The brown marked journal begins in 1982. A lot of changes took place in my life during the period of time, covered in this journal; two years after losing my first husband to a tragic death after four months of our marriage. During this time I turned 30, married and divorced my second husband and reunited with my absentee alcoholic father after 26 years of not knowing his whereabouts.

The second large book, Morning Pages Journal, I made a contract with myself to commit to writing everyday, three pages, which began in 1995. This was also the first year I was introduced to, The Artist Way, by Julie Cameron, which literally changed my life. I had one year of sobriety as a recovering alcoholic, quit my 8 year job as a Youth Care Worker and went riding horses for two years and it was the year my loving mother died.

The single sheet, is a page from one of many writings, belonging to my late husband. This was a writing dedicated to his youngest, little brother, Buddy. Bill's passion was writing and working with troubled kids, and blues. He loved the written word and considered himself to be a writer. I very much believe, Bill truly had the heart of a writer and taught me so much about compassion and generosity more than anyone else I have every met in my life, and after 30 years, I still miss him deeply.

I will be sharing additional excerpts from these journals, along with all of my late husband's writings I have had, since 1980 and have never shared with anyone. Bill died in 1980 following many years of suffering from drug induced paranoid schizophrenia and brittle diabetes. He was 26 when he died, I was 27 and we had been married for a very short four months, after being together for one year. He was truly my best buddy, the love of my life, my soul mate and the heart of my heart.

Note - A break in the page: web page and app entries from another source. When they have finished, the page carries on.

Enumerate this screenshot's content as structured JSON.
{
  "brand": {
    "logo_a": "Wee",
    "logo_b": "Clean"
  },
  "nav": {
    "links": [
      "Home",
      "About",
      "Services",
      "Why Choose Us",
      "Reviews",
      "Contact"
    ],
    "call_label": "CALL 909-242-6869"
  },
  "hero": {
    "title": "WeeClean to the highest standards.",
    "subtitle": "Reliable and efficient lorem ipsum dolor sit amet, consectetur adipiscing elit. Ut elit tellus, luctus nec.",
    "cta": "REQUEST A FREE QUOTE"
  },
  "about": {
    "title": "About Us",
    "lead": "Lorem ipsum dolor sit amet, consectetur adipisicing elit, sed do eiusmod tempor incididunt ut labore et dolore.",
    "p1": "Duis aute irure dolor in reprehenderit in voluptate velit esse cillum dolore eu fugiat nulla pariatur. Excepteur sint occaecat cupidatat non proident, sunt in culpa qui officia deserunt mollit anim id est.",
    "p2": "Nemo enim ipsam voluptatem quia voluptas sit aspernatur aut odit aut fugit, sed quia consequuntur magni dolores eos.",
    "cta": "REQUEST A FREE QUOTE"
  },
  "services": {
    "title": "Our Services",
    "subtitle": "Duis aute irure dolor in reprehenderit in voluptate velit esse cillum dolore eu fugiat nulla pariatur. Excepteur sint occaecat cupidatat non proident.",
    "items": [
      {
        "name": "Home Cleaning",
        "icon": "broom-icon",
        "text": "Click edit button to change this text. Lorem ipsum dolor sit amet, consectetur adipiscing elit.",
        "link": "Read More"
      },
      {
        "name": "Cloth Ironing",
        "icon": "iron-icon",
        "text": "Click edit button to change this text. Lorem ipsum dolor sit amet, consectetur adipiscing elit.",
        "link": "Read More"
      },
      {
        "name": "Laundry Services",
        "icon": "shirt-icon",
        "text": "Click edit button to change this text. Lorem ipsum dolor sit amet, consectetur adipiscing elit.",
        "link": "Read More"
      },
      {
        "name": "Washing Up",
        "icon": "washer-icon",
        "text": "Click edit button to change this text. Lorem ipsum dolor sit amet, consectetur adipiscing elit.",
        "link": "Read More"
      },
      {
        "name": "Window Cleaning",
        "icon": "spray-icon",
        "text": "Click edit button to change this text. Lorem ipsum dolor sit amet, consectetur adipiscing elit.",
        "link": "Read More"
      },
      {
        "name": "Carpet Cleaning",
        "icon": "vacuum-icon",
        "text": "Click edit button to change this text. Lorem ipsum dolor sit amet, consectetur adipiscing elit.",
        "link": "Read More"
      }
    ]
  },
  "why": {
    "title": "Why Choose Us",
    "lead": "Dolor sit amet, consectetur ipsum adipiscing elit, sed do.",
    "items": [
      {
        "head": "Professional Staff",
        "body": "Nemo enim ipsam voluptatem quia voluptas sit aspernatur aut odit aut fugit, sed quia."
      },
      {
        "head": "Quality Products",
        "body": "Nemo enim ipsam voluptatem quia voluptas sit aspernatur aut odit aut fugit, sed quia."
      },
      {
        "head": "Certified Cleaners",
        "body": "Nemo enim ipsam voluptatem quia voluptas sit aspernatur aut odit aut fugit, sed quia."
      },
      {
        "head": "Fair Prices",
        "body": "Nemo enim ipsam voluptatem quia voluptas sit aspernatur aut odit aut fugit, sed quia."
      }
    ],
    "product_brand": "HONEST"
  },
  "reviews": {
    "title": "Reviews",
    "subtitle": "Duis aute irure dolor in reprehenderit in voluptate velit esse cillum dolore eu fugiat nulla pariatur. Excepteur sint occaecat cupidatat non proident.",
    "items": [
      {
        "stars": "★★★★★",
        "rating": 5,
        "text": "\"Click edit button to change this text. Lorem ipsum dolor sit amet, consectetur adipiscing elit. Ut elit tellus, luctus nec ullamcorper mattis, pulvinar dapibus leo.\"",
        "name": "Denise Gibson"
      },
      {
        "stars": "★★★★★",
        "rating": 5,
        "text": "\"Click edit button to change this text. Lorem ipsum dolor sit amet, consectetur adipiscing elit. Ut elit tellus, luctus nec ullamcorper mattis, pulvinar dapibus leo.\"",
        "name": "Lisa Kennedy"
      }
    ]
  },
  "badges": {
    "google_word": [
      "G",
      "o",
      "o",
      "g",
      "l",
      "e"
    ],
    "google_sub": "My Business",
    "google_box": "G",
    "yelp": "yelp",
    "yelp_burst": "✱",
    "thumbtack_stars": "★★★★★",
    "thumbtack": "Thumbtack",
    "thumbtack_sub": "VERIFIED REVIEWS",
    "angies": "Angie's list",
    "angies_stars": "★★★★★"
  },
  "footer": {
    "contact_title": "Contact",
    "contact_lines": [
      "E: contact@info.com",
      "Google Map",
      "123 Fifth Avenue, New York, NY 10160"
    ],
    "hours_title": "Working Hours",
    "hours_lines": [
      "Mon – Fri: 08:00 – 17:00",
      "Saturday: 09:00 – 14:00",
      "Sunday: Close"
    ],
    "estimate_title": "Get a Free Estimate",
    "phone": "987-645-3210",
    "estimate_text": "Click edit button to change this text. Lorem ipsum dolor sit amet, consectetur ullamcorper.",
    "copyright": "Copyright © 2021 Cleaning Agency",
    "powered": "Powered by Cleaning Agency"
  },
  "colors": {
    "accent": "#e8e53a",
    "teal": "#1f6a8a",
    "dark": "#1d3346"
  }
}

I have chosen to make this a part of my art work sharing these writings. We all have our own important story to share, and this is a big part of mine and Bill's.